The records below must be reproduced exactly. Strip out the pictures.

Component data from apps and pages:
=== Section Start ===
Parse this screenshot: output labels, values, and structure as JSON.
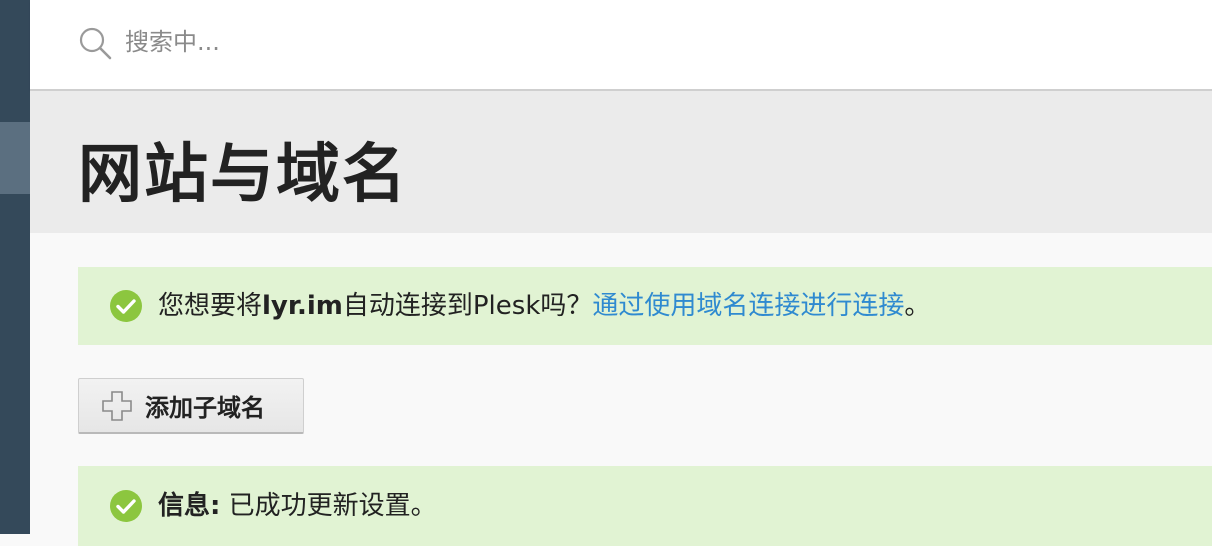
{
  "search": {
    "placeholder": "搜索中..."
  },
  "page": {
    "title": "网站与域名"
  },
  "alerts": [
    {
      "prefix": "您想要将",
      "domain": "lyr.im",
      "middle": "自动连接到Plesk吗？",
      "link": "通过使用域名连接进行连接",
      "suffix": "。"
    },
    {
      "label": "信息:",
      "message": " 已成功更新设置。"
    }
  ],
  "toolbar": {
    "add_subdomain_label": "添加子域名"
  },
  "icons": {
    "search": "search-icon",
    "check": "check-circle-icon",
    "plus": "plus-icon"
  },
  "colors": {
    "sidebar": "#34495a",
    "sidebar_active": "#5b6f80",
    "alert_bg": "#e1f3d3",
    "success": "#8cc63f",
    "link": "#2f8ad0"
  }
}
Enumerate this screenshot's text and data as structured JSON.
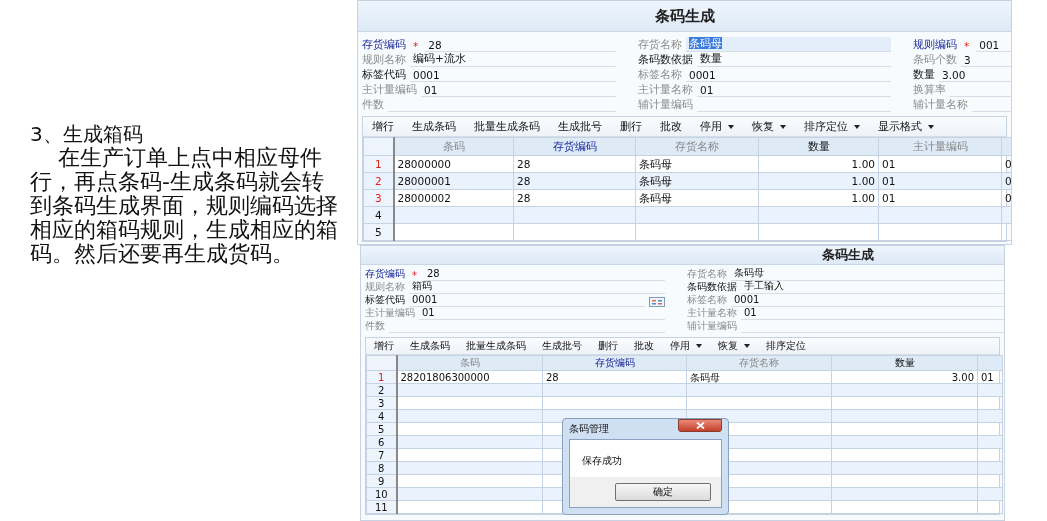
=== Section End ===
## Answer section:
Parse this screenshot: output labels, values, and structure as JSON.
{
  "search": {
    "placeholder": "搜索中..."
  },
  "page": {
    "title": "网站与域名"
  },
  "alerts": [
    {
      "prefix": "您想要将",
      "domain": "lyr.im",
      "middle": "自动连接到Plesk吗？",
      "link": "通过使用域名连接进行连接",
      "suffix": "。"
    },
    {
      "label": "信息:",
      "message": " 已成功更新设置。"
    }
  ],
  "toolbar": {
    "add_subdomain_label": "添加子域名"
  },
  "icons": {
    "search": "search-icon",
    "check": "check-circle-icon",
    "plus": "plus-icon"
  },
  "colors": {
    "sidebar": "#34495a",
    "sidebar_active": "#5b6f80",
    "alert_bg": "#e1f3d3",
    "success": "#8cc63f",
    "link": "#2f8ad0"
  }
}
Enumerate this screenshot's text and data as structured JSON.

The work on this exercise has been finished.